→ **Task requirements**:
Give all the lines below again, exactly, with no pictures.

▼▼▼

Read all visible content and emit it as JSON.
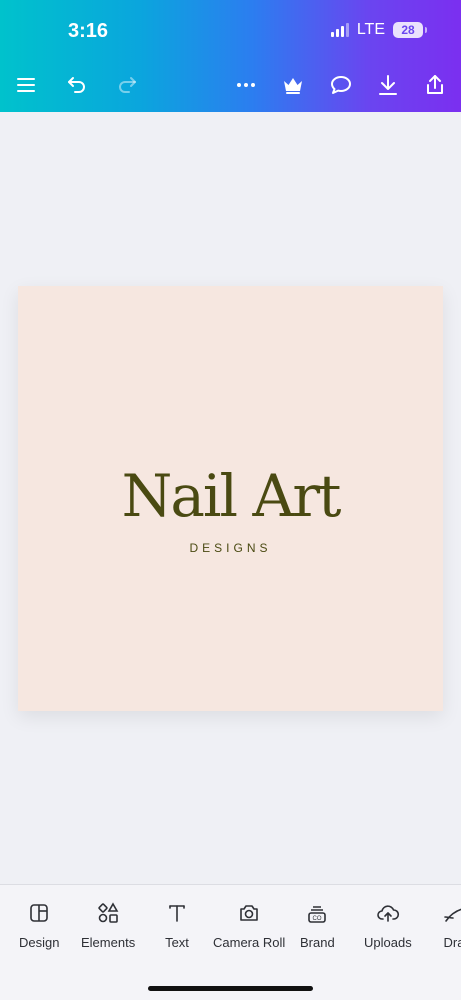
{
  "status_bar": {
    "time": "3:16",
    "network": "LTE",
    "battery": "28"
  },
  "toolbar": {
    "icons": [
      "menu-icon",
      "undo-icon",
      "redo-icon",
      "more-icon",
      "crown-icon",
      "comment-icon",
      "download-icon",
      "share-icon"
    ]
  },
  "design": {
    "title": "Nail Art",
    "subtitle": "DESIGNS",
    "background": "#f6e7e0",
    "text_color": "#4a4a12"
  },
  "bottom_nav": {
    "items": [
      {
        "label": "Design",
        "icon": "design-icon"
      },
      {
        "label": "Elements",
        "icon": "elements-icon"
      },
      {
        "label": "Text",
        "icon": "text-icon"
      },
      {
        "label": "Camera Roll",
        "icon": "camera-icon"
      },
      {
        "label": "Brand",
        "icon": "brand-icon"
      },
      {
        "label": "Uploads",
        "icon": "upload-cloud-icon"
      },
      {
        "label": "Dra",
        "icon": "draw-icon"
      }
    ]
  },
  "colors": {
    "accent_start": "#00c2cc",
    "accent_end": "#7b2ff0",
    "page_bg": "#eff0f5"
  }
}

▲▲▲

→ **Exercise output**:
Read all visible content and emit it as JSON.
{
  "status_bar": {
    "time": "3:16",
    "network": "LTE",
    "battery": "28"
  },
  "toolbar": {
    "icons": [
      "menu-icon",
      "undo-icon",
      "redo-icon",
      "more-icon",
      "crown-icon",
      "comment-icon",
      "download-icon",
      "share-icon"
    ]
  },
  "design": {
    "title": "Nail Art",
    "subtitle": "DESIGNS",
    "background": "#f6e7e0",
    "text_color": "#4a4a12"
  },
  "bottom_nav": {
    "items": [
      {
        "label": "Design",
        "icon": "design-icon"
      },
      {
        "label": "Elements",
        "icon": "elements-icon"
      },
      {
        "label": "Text",
        "icon": "text-icon"
      },
      {
        "label": "Camera Roll",
        "icon": "camera-icon"
      },
      {
        "label": "Brand",
        "icon": "brand-icon"
      },
      {
        "label": "Uploads",
        "icon": "upload-cloud-icon"
      },
      {
        "label": "Dra",
        "icon": "draw-icon"
      }
    ]
  },
  "colors": {
    "accent_start": "#00c2cc",
    "accent_end": "#7b2ff0",
    "page_bg": "#eff0f5"
  }
}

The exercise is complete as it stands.